• _SOURCE INFORMATION_
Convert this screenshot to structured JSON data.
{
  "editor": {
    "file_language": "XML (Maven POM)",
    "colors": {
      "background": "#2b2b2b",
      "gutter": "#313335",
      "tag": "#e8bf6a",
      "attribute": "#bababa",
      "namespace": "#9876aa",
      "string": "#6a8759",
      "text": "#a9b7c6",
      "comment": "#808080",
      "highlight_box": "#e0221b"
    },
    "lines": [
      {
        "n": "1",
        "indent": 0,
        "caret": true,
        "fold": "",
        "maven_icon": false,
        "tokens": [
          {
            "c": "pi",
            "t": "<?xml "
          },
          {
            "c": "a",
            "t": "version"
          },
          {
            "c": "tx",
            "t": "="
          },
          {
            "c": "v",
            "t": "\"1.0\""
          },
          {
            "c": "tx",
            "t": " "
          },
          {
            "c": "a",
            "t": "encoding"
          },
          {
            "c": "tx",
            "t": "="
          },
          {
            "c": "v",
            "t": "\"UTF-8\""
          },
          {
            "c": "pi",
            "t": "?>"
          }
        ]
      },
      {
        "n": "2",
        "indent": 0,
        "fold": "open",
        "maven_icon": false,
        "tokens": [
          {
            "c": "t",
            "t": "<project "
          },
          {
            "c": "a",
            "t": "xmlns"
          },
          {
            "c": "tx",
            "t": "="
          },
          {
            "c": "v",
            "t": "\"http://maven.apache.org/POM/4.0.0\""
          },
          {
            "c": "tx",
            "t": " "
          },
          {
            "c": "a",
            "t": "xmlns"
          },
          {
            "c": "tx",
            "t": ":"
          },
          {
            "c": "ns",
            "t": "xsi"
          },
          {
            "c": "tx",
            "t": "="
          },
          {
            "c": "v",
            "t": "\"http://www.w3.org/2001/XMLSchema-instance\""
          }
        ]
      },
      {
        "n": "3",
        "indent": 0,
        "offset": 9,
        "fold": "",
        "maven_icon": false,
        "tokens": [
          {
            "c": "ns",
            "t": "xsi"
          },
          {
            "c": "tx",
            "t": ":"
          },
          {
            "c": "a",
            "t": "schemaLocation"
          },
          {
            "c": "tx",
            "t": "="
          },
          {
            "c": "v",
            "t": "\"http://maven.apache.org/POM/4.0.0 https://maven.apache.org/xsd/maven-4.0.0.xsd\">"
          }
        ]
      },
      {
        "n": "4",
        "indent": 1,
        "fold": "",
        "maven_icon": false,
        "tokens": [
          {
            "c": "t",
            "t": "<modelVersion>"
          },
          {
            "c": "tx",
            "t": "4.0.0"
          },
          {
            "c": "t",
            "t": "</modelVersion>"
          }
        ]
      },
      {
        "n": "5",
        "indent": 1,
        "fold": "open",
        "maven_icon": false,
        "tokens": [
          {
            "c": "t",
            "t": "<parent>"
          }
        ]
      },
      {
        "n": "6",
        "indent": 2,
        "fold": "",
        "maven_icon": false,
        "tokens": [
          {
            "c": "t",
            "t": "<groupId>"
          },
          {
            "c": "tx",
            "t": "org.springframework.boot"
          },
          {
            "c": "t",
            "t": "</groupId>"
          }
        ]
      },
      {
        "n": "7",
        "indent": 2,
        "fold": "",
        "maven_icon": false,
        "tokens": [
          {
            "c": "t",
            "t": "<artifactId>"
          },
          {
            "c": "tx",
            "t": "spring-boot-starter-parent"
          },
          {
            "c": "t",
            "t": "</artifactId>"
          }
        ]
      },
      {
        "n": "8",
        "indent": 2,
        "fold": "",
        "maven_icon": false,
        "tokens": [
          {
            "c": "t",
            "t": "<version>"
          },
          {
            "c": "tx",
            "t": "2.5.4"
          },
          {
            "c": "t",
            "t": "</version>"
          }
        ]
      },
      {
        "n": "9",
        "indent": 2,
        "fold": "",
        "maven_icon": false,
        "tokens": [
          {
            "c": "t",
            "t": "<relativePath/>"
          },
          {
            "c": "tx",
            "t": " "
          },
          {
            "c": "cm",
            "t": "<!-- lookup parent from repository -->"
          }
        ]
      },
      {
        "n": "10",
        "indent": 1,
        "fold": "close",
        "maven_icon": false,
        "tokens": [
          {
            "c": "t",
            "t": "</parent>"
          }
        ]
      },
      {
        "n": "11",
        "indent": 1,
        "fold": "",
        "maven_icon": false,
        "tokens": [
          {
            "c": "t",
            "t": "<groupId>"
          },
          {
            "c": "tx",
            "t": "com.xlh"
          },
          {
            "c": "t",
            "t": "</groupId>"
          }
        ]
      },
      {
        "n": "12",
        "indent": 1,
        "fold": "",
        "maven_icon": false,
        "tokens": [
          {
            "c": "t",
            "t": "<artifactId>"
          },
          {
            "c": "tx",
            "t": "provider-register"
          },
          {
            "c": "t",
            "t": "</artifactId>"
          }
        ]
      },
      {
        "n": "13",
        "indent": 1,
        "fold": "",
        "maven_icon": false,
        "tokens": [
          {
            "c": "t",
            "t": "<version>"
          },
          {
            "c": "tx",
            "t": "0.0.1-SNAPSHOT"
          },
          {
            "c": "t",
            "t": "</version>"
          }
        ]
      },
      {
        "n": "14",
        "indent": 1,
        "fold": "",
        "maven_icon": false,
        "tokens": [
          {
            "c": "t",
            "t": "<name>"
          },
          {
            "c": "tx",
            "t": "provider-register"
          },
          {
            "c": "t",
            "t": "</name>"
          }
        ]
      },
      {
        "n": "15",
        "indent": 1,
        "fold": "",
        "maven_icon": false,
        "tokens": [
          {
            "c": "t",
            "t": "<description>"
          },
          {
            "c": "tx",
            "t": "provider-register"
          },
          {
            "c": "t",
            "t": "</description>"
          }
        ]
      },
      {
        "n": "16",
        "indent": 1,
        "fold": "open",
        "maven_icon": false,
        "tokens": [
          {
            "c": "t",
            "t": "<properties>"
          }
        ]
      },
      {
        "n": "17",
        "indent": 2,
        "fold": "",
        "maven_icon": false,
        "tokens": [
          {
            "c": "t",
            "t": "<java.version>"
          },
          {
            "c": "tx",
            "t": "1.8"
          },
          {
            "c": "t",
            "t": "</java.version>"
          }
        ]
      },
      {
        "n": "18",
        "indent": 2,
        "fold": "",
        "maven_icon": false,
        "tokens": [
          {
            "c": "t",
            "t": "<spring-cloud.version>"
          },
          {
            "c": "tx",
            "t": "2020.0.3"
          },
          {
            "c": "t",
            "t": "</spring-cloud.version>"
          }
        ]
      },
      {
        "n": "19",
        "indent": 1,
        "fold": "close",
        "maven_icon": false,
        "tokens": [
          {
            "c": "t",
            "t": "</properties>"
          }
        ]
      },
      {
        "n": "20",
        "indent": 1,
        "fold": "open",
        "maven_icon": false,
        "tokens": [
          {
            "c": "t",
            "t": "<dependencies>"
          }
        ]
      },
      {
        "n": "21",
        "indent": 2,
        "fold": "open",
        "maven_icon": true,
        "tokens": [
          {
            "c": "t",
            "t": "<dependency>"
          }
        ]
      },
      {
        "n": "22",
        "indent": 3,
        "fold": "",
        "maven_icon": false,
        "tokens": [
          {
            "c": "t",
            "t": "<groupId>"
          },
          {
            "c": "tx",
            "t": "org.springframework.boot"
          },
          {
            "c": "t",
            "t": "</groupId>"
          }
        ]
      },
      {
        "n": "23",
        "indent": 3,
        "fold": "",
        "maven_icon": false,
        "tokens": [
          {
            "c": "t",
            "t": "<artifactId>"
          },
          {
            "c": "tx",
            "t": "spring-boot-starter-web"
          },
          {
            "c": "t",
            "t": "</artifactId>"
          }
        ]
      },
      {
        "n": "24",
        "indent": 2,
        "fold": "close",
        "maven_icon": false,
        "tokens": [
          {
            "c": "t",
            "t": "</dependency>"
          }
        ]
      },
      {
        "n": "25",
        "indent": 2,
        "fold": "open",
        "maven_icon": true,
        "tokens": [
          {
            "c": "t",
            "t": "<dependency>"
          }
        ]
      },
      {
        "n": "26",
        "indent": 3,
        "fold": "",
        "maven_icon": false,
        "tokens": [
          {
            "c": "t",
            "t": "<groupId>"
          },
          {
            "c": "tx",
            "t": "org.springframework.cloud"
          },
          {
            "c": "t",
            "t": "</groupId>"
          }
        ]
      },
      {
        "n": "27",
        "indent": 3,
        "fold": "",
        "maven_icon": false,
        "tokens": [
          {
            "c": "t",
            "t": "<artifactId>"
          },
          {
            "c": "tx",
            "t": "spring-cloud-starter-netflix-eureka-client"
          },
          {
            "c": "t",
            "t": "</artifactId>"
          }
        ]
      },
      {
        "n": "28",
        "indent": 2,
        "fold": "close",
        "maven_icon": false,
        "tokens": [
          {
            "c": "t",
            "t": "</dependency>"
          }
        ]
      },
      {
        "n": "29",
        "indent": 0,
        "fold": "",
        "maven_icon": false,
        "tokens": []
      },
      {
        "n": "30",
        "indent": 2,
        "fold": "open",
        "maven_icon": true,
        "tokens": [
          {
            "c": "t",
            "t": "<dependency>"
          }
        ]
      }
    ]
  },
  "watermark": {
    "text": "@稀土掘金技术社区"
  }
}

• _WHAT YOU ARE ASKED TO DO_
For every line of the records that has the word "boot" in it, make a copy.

• _ANSWER SPACE_
            "t": "org.springframework.boot"
            "t": "spring-boot-starter-parent"
            "t": "org.springframework.boot"
            "t": "spring-boot-starter-web"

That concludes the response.